Fresh Family Foods, a unique grocery store concept located in one of Chicago's most notorious food deserts, neighborhoods that lack access to mainstream grocery stores, will celebrate its grand opening on Thursday, Aug. 26 at 336 E. 95th St., across from Chicago State University.
Fresh Family Foods is the brainchild of Chicago restaurateur and fast-casual dining guru Quentin Love, creator of the popular "no beef, no pork" Quench chain of restaurants, located on the South, West and North Sides of Chicago.
Love and co-owner Dianna Wiley have teamed up with LaDonna Redmond, a longtime advocate of agricultural co-ops and healthy food choices in minority communities, to develop a boutique-style grocery offering fresh produce, a juice and coffee bar, and freshly prepared hot meals reminiscent of Whole Foods.
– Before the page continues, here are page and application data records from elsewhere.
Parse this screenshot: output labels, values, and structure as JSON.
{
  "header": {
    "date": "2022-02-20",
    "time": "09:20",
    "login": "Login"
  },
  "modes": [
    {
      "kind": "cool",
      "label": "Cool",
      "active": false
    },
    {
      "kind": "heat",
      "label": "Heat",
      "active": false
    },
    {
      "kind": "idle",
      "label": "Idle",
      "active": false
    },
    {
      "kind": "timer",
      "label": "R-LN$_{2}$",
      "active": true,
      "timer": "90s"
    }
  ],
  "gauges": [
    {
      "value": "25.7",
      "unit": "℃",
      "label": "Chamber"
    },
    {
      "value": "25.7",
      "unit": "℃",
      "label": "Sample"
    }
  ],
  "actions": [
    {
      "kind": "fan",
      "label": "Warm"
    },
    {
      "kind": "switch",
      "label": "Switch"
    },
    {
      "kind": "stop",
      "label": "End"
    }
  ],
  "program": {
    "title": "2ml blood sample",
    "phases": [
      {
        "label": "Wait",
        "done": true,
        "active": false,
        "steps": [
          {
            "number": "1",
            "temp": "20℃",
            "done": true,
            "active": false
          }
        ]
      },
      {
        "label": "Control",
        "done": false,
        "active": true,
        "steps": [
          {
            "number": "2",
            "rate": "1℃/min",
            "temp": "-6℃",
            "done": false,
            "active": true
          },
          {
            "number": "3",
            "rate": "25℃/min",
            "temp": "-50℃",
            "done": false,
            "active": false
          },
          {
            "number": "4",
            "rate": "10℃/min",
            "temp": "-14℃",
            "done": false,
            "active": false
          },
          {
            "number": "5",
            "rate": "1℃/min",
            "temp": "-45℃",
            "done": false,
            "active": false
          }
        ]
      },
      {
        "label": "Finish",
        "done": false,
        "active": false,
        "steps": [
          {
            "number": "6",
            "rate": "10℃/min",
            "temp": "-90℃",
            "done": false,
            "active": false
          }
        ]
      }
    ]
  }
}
Patrons will enjoy a fresh selection of produce and be able to order from the full Quench menu inside the store, which includes limited seating for in-store dining.
Fresh Family Foods is located in the Roseland community. Chicago State students will enjoy a 25% discount on Quench menu items inside the store. Patrons will be able to access pastry selections from another South Side eatery, Brown Sugar Bakery, part of Love's umbrella company, the I Love Food Group, (www.ilovefoodgroup.com) and freshly popped buttered, cheese and caramel Poptime popcorn.
"Children and families living on the South Side deserve better," Wiley said. "Shoppers will be treated to nice music and a nice atmosphere. We said, 'Why not bring that type of quality to the Black community?'"
Fresh Family Foods holds another distinction: It is the only Black-owned grocery in the State of Illinois. Unlike other grocers and convenience stores in surrounding communities, Fresh Family Foods will not sell tobacco products or alcoholic beverages.
"Our vision for Fresh Family Foods was to be an alternative to stores in minority communities that have traditionally charged two or three times the price for stale food and unattractive produce," Love said. "Research shows that African Americans have suffered disproportionately from heart disease and diabetes as a direct result of the poor food choices that are available to them close to home."